The companies intend to offer one-stop shopping to suppliers looking to quickly develop a Web site that automatically connects to their partners, buyers and several marketplaces that participate on the Ariba network.
Dubbed the "IBM Start Now E-commerce Solution for Ariba SupplierLive," the offering includes IBM hardware, middleware software, services and support coupled with a direct connection to Ariba's network of online marketplaces. Cisco Systems will provide the networking equipment products.
The offering will also be made available through reseller channels of IBM and Cisco, the companies said. Pricing was not disclosed.
The products are also centered around IBM's WebSphere line of Internet products. WebSphere allows companies to integrate enterprise applications and process electronic transactions over the Web.
The joint product is the first in a series that will be delivered by the two companies. The IBM Start Now program is designed to help IBM business partners quickly implement their e-commerce products and services for their customers. IBM said it is working with OnLink and Profile Systems to provide additional Start Now bundled suites focused on online order accuracy and data collection, respectively.
Meanwhile, through its Ariba SupplierLive program, the software maker is aiming to help suppliers quickly conduct business with their trading partners by offering them a preconfigured set of tools and services, allowing them to connect with buyers and marketplaces on its network.
In March, IBM and Ariba signed a partnership to provide a wide range of services to companies that wanted to take their business online. At the time, Big Blue also took an equity stake in Ariba.
Like several technology providers in recent months, IBM and Ariba have been busy tackling the lucrative market of business e-commerce, primarily by developing massive online marketplaces. For the most part, online marketplaces help link businesses with their suppliers and partners and aim to reduce internal purchasing costs and the paperwork involved by moving the process to the Web.

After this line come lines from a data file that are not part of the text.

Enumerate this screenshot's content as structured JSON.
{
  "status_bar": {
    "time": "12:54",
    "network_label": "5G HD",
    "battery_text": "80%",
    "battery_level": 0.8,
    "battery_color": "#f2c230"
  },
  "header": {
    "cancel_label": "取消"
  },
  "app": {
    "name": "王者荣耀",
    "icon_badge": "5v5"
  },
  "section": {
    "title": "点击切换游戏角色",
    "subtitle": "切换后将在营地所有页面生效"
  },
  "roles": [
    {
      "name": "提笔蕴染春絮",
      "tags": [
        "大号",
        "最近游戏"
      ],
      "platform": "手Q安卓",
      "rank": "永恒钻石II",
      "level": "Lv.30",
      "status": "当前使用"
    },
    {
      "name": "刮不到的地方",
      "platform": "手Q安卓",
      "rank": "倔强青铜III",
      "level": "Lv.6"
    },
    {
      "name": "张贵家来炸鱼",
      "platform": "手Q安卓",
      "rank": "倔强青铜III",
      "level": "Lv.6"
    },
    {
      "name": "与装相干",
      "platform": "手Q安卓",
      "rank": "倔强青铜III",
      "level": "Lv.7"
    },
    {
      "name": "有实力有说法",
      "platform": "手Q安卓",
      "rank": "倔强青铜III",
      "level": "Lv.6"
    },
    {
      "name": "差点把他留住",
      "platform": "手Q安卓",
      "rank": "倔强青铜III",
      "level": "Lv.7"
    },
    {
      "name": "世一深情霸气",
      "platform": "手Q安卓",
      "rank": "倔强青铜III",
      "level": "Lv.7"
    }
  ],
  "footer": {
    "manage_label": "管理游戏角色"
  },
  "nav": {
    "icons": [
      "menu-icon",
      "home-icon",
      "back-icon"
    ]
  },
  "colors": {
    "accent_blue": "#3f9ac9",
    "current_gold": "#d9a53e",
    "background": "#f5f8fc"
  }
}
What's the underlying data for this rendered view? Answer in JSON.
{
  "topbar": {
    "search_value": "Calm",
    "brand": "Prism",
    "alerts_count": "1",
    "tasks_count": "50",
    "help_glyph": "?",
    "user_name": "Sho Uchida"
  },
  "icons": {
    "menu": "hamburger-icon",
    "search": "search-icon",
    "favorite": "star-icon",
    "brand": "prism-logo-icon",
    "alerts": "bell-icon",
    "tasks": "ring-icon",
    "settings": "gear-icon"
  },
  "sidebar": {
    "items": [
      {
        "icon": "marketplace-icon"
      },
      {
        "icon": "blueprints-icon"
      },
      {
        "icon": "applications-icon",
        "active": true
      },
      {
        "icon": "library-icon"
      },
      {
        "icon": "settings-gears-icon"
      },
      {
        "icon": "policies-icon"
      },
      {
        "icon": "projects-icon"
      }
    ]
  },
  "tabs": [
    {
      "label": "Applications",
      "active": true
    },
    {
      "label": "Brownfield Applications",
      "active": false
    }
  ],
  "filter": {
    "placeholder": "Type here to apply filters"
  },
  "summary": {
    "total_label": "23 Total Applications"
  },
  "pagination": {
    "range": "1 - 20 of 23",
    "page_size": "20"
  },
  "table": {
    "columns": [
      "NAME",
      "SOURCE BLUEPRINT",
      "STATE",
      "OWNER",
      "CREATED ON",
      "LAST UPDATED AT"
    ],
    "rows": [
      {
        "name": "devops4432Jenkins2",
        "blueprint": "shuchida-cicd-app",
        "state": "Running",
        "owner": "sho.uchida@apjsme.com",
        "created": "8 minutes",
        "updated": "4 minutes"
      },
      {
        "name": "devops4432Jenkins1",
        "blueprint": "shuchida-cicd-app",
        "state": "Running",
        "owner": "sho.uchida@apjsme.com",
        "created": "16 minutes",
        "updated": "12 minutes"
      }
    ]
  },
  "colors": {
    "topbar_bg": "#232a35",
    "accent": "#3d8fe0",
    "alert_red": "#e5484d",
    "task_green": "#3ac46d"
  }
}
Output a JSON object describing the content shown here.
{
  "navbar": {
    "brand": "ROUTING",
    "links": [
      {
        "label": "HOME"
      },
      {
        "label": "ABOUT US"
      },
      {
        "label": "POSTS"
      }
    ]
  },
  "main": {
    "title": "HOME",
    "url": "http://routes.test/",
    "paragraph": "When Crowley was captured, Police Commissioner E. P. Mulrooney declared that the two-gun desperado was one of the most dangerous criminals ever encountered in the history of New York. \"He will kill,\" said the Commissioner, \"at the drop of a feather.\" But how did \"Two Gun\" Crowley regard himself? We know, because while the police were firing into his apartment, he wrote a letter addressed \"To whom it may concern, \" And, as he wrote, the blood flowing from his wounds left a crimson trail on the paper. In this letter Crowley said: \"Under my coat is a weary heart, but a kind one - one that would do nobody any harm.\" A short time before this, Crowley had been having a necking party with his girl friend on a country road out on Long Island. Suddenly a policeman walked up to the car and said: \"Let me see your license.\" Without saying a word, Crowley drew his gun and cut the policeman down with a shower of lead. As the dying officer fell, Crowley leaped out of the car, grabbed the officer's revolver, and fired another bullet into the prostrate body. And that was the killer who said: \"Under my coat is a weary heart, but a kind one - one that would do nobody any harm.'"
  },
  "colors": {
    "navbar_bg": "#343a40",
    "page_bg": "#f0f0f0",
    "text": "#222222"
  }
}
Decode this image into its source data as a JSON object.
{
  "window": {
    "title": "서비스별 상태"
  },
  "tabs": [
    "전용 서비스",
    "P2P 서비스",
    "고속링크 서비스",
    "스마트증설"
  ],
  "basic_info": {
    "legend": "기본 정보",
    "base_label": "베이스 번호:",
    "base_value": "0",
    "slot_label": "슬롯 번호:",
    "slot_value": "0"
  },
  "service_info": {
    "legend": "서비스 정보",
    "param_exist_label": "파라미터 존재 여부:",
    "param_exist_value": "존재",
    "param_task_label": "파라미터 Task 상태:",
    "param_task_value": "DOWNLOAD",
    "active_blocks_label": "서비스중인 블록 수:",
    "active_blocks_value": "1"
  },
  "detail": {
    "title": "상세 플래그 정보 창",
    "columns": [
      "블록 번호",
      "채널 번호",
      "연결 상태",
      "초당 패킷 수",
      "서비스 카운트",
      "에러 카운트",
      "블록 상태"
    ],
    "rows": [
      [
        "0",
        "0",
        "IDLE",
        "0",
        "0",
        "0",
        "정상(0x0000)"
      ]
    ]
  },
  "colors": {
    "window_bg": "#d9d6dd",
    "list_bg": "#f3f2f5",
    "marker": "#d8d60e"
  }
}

Leading research firms expect the business e-commerce market to be worth between $2.7 trillion and $7.3 trillion by 2004, up from about $131 billion in 1999.